And a CMS is all about enabling the delivery of the good news in an effective, consistent, and efficient way. That’s why, while a good headless CMS does the job (and a good one to it), an own CMS that is tightly integrated into the platform, can offer even more value. It reduces the time to value for the customer by offering a tight integration into connected pieces of the suite, be them an e-commerce solution,
My Analysis and PoV
Let’s start with Einstein’s Guide to AI Use Cases. It certainly is a nifty site that provides interesting and helpful information. A corporate web site being what it is: a marketing instrument – Einstein’s Guide to AI Use Cases is of course geared around Salesforce products. While there is nothing wrong with this, by excluding partner solutions it restricts its usefulness, even within the Salesforce ecosystem.
The site will be updated with new use cases from a bank of existing ones. This will happen twice a year. It still being a young tool, Salesforce can decide to extend its scope at any time to cover more solutions, including partner solutions. This would be a good idea, especially considering that Salesforce has a thriving partner ecosystem. Salesforce and the partner ecosystem could get promoted by a decision towards this.
Lightning order management reduces a gap that Salesforce has qua mission: The company has its focus on front office processes and supports back office processes, like order management, by virtue of a strong ecosystem and by offering the glue to connect the different pieces of necessary software. This is exemplified here. Salesforce offers to connect a good number of delivery processes to support the e-commerce process. I think that the acquisition of Mulesoft had a major influence in making this possible, including the integration of the service functionality, which, to be frank, is table stakes in the current world. Still, Salesforce connected it into one competitive and seamless whole.
This is also evidenced by Salesforce e-commerce solution being part of a tightly spaced leader group in Gartner’s recent magic quadrant on digital commerce solutions (along with Adobe’s Magento, Oracle and SAP Commerce).
The addition of the CMS is the icing on the cake. To be sure, it is a new solution that still has a few gaps, including good support for responsive design. But given some time, it surely will not only support page fragments but might help in building complete sites with a tight integration into e-commerce, marketing, sales force automation and customer service. Not to mention analytics. Think Hubspot on steroids.

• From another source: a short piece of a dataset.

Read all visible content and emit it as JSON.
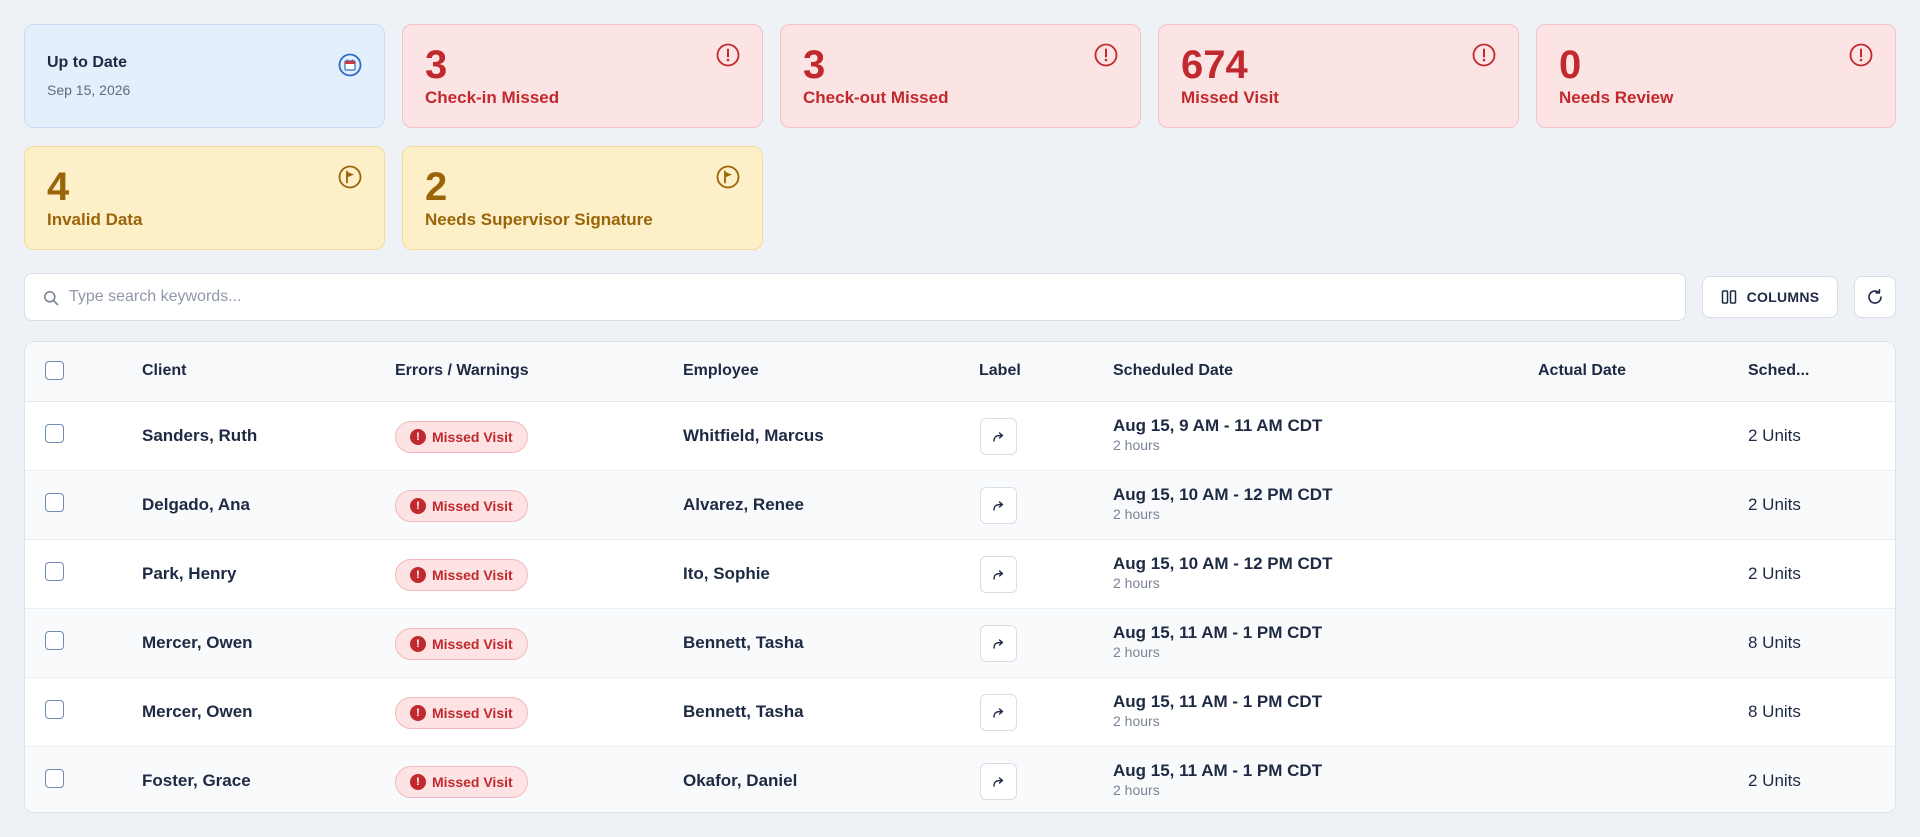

Three separate announcements – one mission – showing the power of a platform. I can only guess that these developments happened in a harmonized way. If not, imagine what could happen if there was a harmonization.